[Extracted records]
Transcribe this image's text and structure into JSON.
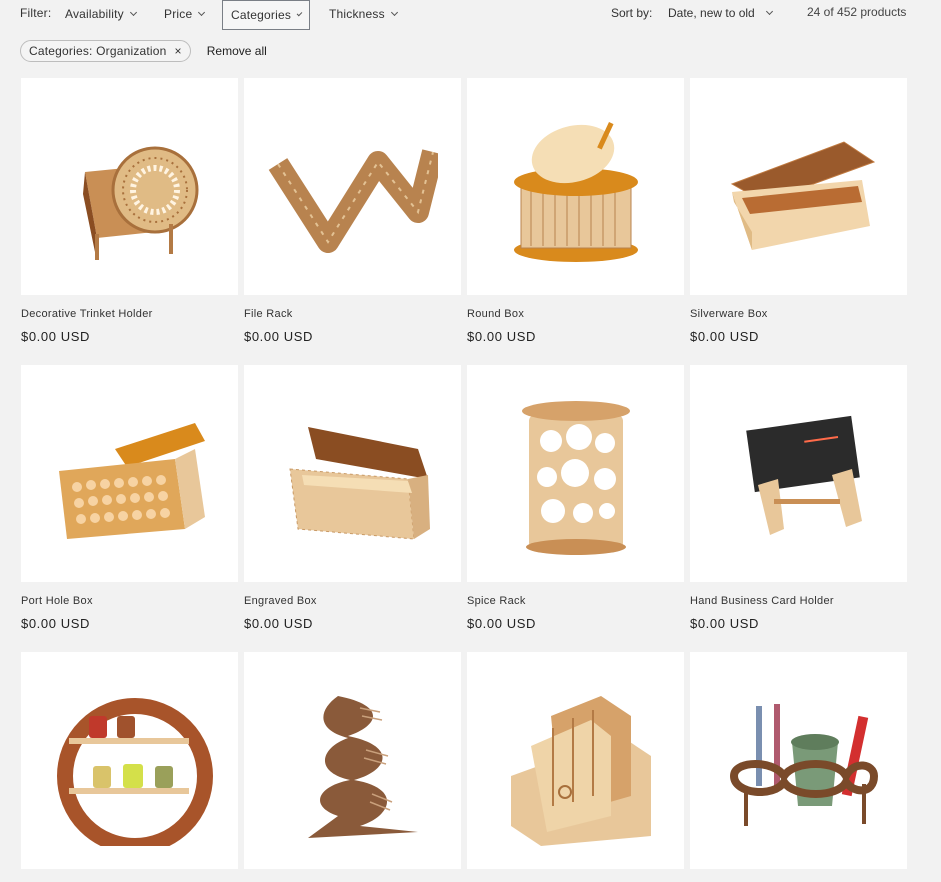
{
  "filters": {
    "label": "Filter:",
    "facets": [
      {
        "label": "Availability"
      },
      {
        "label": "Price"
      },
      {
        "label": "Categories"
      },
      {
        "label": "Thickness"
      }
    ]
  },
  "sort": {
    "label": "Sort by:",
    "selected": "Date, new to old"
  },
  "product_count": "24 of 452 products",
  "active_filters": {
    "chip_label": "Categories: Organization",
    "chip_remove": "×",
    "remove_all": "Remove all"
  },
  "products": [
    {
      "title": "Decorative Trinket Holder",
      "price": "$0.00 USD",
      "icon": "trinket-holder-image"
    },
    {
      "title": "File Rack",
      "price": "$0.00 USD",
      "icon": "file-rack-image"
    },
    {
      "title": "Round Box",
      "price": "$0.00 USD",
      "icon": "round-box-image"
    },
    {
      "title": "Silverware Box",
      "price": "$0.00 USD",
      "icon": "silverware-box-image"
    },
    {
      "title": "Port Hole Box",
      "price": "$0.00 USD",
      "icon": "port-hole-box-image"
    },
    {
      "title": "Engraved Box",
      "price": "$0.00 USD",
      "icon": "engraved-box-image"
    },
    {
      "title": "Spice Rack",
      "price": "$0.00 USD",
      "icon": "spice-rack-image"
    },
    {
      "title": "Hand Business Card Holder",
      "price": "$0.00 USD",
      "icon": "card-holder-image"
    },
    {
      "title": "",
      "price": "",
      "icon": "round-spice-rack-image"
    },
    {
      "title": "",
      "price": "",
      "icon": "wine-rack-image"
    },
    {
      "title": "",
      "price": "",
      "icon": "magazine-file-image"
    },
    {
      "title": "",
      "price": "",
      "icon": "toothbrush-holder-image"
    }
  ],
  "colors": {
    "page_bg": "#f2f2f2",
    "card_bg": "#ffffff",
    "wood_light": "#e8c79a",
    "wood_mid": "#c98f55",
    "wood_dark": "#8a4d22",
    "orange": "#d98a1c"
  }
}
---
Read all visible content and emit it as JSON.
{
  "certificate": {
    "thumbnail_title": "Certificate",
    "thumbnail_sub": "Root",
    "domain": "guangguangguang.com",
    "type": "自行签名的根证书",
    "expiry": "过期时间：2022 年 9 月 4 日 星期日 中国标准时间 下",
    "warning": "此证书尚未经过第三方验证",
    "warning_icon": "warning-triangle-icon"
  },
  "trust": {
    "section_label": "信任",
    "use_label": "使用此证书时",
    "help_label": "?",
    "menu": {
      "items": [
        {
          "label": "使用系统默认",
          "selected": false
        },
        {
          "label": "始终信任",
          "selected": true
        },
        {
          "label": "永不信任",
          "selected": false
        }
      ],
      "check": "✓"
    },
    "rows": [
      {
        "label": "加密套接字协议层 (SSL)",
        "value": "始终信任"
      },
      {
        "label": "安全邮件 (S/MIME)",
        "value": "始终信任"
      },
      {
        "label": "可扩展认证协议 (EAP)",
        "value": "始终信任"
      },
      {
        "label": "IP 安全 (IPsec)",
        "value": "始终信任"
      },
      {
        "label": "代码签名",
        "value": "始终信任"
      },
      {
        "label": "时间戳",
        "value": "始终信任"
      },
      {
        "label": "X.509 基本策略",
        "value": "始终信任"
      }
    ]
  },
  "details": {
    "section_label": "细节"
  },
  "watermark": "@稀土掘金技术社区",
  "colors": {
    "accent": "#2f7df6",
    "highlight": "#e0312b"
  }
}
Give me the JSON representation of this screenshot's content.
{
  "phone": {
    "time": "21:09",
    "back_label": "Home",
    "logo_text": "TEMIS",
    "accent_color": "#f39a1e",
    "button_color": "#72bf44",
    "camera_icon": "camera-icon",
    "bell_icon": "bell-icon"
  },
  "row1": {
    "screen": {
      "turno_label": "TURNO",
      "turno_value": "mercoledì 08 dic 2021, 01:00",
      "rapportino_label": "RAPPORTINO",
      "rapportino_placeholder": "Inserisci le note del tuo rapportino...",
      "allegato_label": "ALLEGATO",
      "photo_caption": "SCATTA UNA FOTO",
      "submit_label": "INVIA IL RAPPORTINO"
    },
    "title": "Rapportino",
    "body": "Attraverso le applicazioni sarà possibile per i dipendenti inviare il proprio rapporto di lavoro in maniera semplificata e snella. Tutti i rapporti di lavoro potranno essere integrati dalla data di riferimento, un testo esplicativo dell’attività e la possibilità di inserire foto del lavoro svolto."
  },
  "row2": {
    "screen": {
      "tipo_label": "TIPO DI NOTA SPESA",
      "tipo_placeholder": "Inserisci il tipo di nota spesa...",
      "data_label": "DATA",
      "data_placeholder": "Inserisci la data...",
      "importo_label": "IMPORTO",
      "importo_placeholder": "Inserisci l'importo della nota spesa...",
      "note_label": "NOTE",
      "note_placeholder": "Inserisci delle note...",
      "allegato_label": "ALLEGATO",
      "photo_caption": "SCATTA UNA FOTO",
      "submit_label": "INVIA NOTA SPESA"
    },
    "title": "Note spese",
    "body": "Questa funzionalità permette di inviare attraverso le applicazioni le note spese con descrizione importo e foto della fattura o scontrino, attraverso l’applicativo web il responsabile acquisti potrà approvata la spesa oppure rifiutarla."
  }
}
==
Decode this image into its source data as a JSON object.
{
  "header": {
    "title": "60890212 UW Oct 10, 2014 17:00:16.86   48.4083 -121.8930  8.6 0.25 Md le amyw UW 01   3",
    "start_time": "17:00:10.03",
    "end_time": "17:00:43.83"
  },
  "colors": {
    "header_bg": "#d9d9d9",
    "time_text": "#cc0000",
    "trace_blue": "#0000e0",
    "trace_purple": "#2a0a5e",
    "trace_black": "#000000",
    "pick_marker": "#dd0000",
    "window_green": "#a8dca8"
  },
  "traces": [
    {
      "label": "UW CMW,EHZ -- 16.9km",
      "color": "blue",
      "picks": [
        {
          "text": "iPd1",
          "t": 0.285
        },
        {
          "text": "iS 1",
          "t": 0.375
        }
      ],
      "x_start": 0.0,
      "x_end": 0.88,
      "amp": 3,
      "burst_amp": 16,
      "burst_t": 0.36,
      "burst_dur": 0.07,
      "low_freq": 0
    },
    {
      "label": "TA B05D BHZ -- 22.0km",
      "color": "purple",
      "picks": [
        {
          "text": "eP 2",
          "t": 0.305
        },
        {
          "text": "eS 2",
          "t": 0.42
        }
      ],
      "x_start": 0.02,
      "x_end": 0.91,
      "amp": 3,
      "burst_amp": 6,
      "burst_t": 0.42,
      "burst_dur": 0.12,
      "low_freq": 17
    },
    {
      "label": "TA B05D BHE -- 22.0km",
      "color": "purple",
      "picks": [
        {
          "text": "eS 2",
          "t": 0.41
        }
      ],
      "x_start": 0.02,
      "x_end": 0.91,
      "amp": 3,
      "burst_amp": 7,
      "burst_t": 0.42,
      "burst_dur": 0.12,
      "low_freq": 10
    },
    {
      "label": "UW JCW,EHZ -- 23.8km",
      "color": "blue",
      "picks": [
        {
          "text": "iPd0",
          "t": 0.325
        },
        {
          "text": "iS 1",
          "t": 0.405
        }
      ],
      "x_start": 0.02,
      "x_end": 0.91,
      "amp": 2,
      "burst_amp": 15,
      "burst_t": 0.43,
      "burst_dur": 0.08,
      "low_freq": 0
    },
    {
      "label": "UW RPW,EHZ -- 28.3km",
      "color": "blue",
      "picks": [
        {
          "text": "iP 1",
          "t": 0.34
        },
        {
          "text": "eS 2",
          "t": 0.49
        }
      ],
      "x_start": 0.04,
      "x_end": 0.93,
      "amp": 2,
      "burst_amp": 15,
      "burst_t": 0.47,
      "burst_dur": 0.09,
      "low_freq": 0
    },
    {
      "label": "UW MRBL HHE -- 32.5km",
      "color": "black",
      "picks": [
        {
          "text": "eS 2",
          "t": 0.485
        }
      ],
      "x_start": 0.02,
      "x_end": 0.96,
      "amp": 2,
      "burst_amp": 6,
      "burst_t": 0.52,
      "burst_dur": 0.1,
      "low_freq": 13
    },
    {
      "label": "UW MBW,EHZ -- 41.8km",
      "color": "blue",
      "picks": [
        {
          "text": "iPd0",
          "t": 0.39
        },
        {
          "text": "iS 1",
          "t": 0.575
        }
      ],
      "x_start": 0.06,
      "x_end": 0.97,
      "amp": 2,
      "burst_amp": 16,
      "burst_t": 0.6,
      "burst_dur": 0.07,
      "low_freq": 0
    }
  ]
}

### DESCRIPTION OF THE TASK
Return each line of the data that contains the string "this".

### RESULT BELOW
Transcribe this image's text and structure into JSON.
Give me the JSON representation of this screenshot's content.
Decode this image into its source data as a JSON object.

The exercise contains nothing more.